He began reading about art and architecture, talking to scholars and travelling the world to seek out what was good. Thumb Plaza is a development that would be unremarkable in the west but was novel in Shanghai for its combination of apartments, shops, hotel, cinema, spa, museum and even a church, and where cafés and restaurants with every cuisine imaginable spill out over a pedestrianised area.

The plaza takes its name from Dai’s first serious art purchase. “When I went to the Shanghai Art Fair in 2002 I found a piece by the French sculptor César Baldaccini, ‘Thumb’. It was easy to understand and I figured out that it would be very popular with the public, so I bought it for the plaza. The unveiling ceremony got a lot of media coverage. From that time on, people have presumed that I was a very big collector and I have been deluged with material.”

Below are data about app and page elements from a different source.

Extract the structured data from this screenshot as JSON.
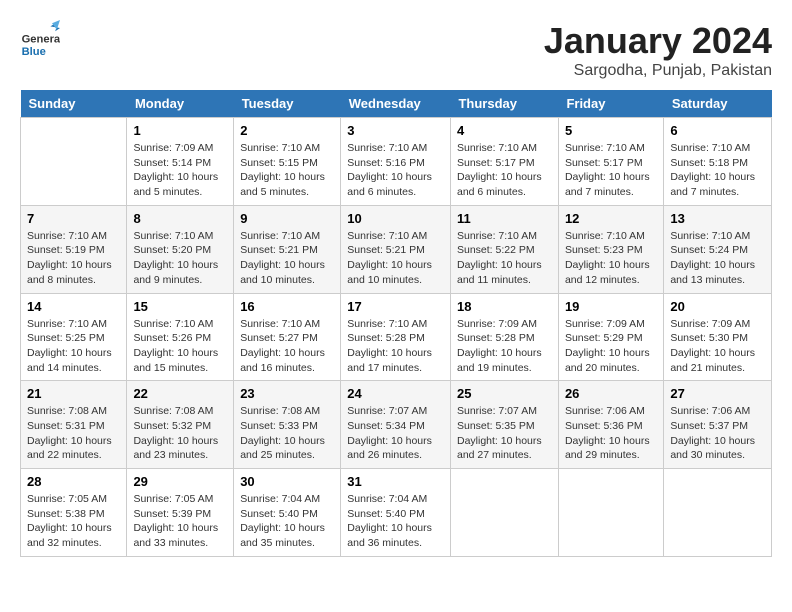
{
  "header": {
    "logo": {
      "general": "General",
      "blue": "Blue"
    },
    "title": "January 2024",
    "location": "Sargodha, Punjab, Pakistan"
  },
  "weekdays": [
    "Sunday",
    "Monday",
    "Tuesday",
    "Wednesday",
    "Thursday",
    "Friday",
    "Saturday"
  ],
  "weeks": [
    [
      {
        "day": "",
        "info": ""
      },
      {
        "day": "1",
        "info": "Sunrise: 7:09 AM\nSunset: 5:14 PM\nDaylight: 10 hours\nand 5 minutes."
      },
      {
        "day": "2",
        "info": "Sunrise: 7:10 AM\nSunset: 5:15 PM\nDaylight: 10 hours\nand 5 minutes."
      },
      {
        "day": "3",
        "info": "Sunrise: 7:10 AM\nSunset: 5:16 PM\nDaylight: 10 hours\nand 6 minutes."
      },
      {
        "day": "4",
        "info": "Sunrise: 7:10 AM\nSunset: 5:17 PM\nDaylight: 10 hours\nand 6 minutes."
      },
      {
        "day": "5",
        "info": "Sunrise: 7:10 AM\nSunset: 5:17 PM\nDaylight: 10 hours\nand 7 minutes."
      },
      {
        "day": "6",
        "info": "Sunrise: 7:10 AM\nSunset: 5:18 PM\nDaylight: 10 hours\nand 7 minutes."
      }
    ],
    [
      {
        "day": "7",
        "info": "Sunrise: 7:10 AM\nSunset: 5:19 PM\nDaylight: 10 hours\nand 8 minutes."
      },
      {
        "day": "8",
        "info": "Sunrise: 7:10 AM\nSunset: 5:20 PM\nDaylight: 10 hours\nand 9 minutes."
      },
      {
        "day": "9",
        "info": "Sunrise: 7:10 AM\nSunset: 5:21 PM\nDaylight: 10 hours\nand 10 minutes."
      },
      {
        "day": "10",
        "info": "Sunrise: 7:10 AM\nSunset: 5:21 PM\nDaylight: 10 hours\nand 10 minutes."
      },
      {
        "day": "11",
        "info": "Sunrise: 7:10 AM\nSunset: 5:22 PM\nDaylight: 10 hours\nand 11 minutes."
      },
      {
        "day": "12",
        "info": "Sunrise: 7:10 AM\nSunset: 5:23 PM\nDaylight: 10 hours\nand 12 minutes."
      },
      {
        "day": "13",
        "info": "Sunrise: 7:10 AM\nSunset: 5:24 PM\nDaylight: 10 hours\nand 13 minutes."
      }
    ],
    [
      {
        "day": "14",
        "info": "Sunrise: 7:10 AM\nSunset: 5:25 PM\nDaylight: 10 hours\nand 14 minutes."
      },
      {
        "day": "15",
        "info": "Sunrise: 7:10 AM\nSunset: 5:26 PM\nDaylight: 10 hours\nand 15 minutes."
      },
      {
        "day": "16",
        "info": "Sunrise: 7:10 AM\nSunset: 5:27 PM\nDaylight: 10 hours\nand 16 minutes."
      },
      {
        "day": "17",
        "info": "Sunrise: 7:10 AM\nSunset: 5:28 PM\nDaylight: 10 hours\nand 17 minutes."
      },
      {
        "day": "18",
        "info": "Sunrise: 7:09 AM\nSunset: 5:28 PM\nDaylight: 10 hours\nand 19 minutes."
      },
      {
        "day": "19",
        "info": "Sunrise: 7:09 AM\nSunset: 5:29 PM\nDaylight: 10 hours\nand 20 minutes."
      },
      {
        "day": "20",
        "info": "Sunrise: 7:09 AM\nSunset: 5:30 PM\nDaylight: 10 hours\nand 21 minutes."
      }
    ],
    [
      {
        "day": "21",
        "info": "Sunrise: 7:08 AM\nSunset: 5:31 PM\nDaylight: 10 hours\nand 22 minutes."
      },
      {
        "day": "22",
        "info": "Sunrise: 7:08 AM\nSunset: 5:32 PM\nDaylight: 10 hours\nand 23 minutes."
      },
      {
        "day": "23",
        "info": "Sunrise: 7:08 AM\nSunset: 5:33 PM\nDaylight: 10 hours\nand 25 minutes."
      },
      {
        "day": "24",
        "info": "Sunrise: 7:07 AM\nSunset: 5:34 PM\nDaylight: 10 hours\nand 26 minutes."
      },
      {
        "day": "25",
        "info": "Sunrise: 7:07 AM\nSunset: 5:35 PM\nDaylight: 10 hours\nand 27 minutes."
      },
      {
        "day": "26",
        "info": "Sunrise: 7:06 AM\nSunset: 5:36 PM\nDaylight: 10 hours\nand 29 minutes."
      },
      {
        "day": "27",
        "info": "Sunrise: 7:06 AM\nSunset: 5:37 PM\nDaylight: 10 hours\nand 30 minutes."
      }
    ],
    [
      {
        "day": "28",
        "info": "Sunrise: 7:05 AM\nSunset: 5:38 PM\nDaylight: 10 hours\nand 32 minutes."
      },
      {
        "day": "29",
        "info": "Sunrise: 7:05 AM\nSunset: 5:39 PM\nDaylight: 10 hours\nand 33 minutes."
      },
      {
        "day": "30",
        "info": "Sunrise: 7:04 AM\nSunset: 5:40 PM\nDaylight: 10 hours\nand 35 minutes."
      },
      {
        "day": "31",
        "info": "Sunrise: 7:04 AM\nSunset: 5:40 PM\nDaylight: 10 hours\nand 36 minutes."
      },
      {
        "day": "",
        "info": ""
      },
      {
        "day": "",
        "info": ""
      },
      {
        "day": "",
        "info": ""
      }
    ]
  ]
}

In fact, he did go on to buy more international art for himself. “Then I gradually began to think about the local culture developing. I found that local Chinese contemporary artists had begun to be very hot. I tried to catch up, but I have been very slow. I have no background in this field.” He has bought more classical Chinese art. “I have even used my property in exchange for collections of classical and modern Chinese ink paintings,” he smiles.

“Contemporary art is still very new for the general public here, and it is not very popular,” he explains. “It is important for us not only to have exhibitions but to educate too. We invite students and their parents. The majority still do not understand. We need to continue to do this day by day, year by year. I made the decision that so long as my company can support it, we will do this forever. This town is always talking about money. I realise culture, art, spirit, are much more important.”

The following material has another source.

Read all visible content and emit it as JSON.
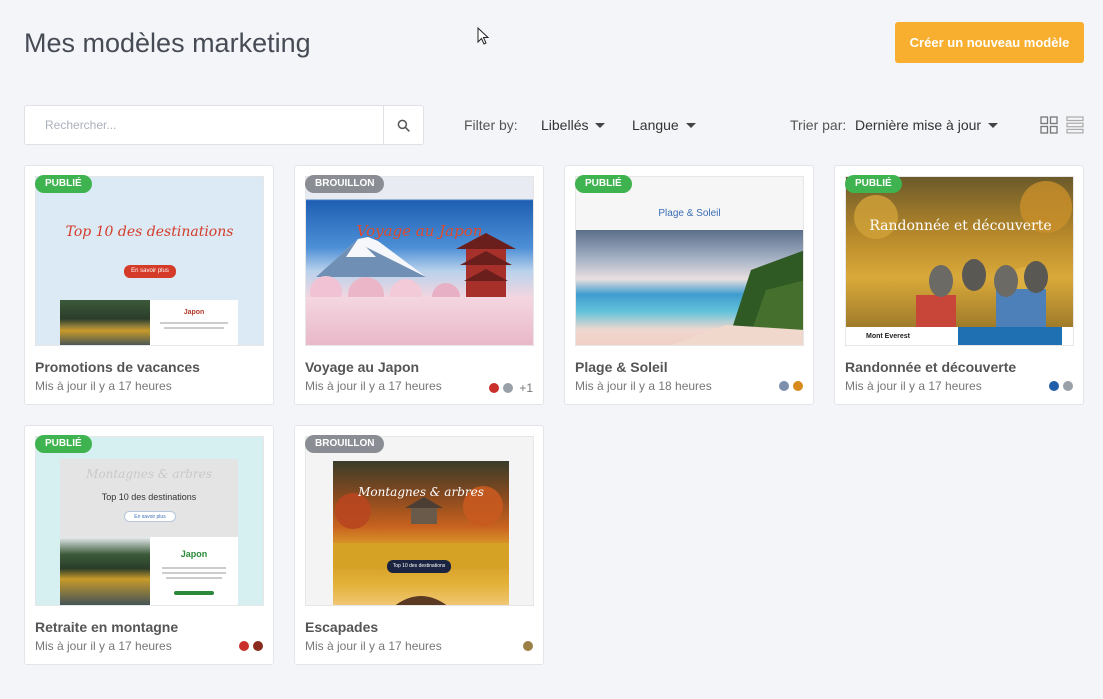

As for the hugely ambitious Himalayas Centre, he says: “It began as an idea, and graduated to a dream. It has evolved gradually and many people have helped me in this process.” Its inspiration was the Pompidou Centre in Paris. “In the beginning I only thought about building a museum,” Dai continues. “I thought this is a simple thing, it is a simple space, I am a builder and that is what I do. It will only cost me a few million US dollars. But when I invited Arata Isozaki to be the architect and we began to develop the idea, all that changed. It is a huge investment and a very complicated job. I had to think very carefully about how to make the art activity and the business help one another.”

The scheme grew to embrace not only the museum but a performance hall, an office space designated for designers and the creative industries, the inevitable shopping mall and a five-star “art hotel” for which everything has been designed in a contemporary Chinese style. It also boasts a 5,400 sq m sky garden.

Isozaki fulfilled Dai’s criteria of being a world-class architect working in a modernist idiom who also had a deep understanding of Chinese history, culture and philosophy. For the long, low central section of his scheme, Isozaki has drawn on the traditional imagery of lin, or forest, to create striking organic sculptural forms. Flanking this gleaming metallic forest are the crystalline cubes of the creative complex and hotel.

While Shanghai strives to construct ever taller buildings, the Zendai Group opted for the horizontal. “The Himalayas are not a mountain peak but a mountain range,” explains Dai. “They are also the world’s newest mountains and the source of all civilisations in Asia. What I dream of for the Himalayas Centre is an Asian cultural centre. We will continue to support Chinese artists in the creation of their work but we also intend to support an exchange between China and the rest of the world, Asia in particular.”

Most museums in China are exhibition spaces rather than permanent collections. Says Dai: “We are not in a hurry to expand our collection. The first reason is the cost, the second is that we should take our time to decide what we should do.”

For Dai, the whole of the Himalayas project is about culture and community and quality of life. It is also a statement of intent: “If I can succeed in this project, then I can do others elsewhere.”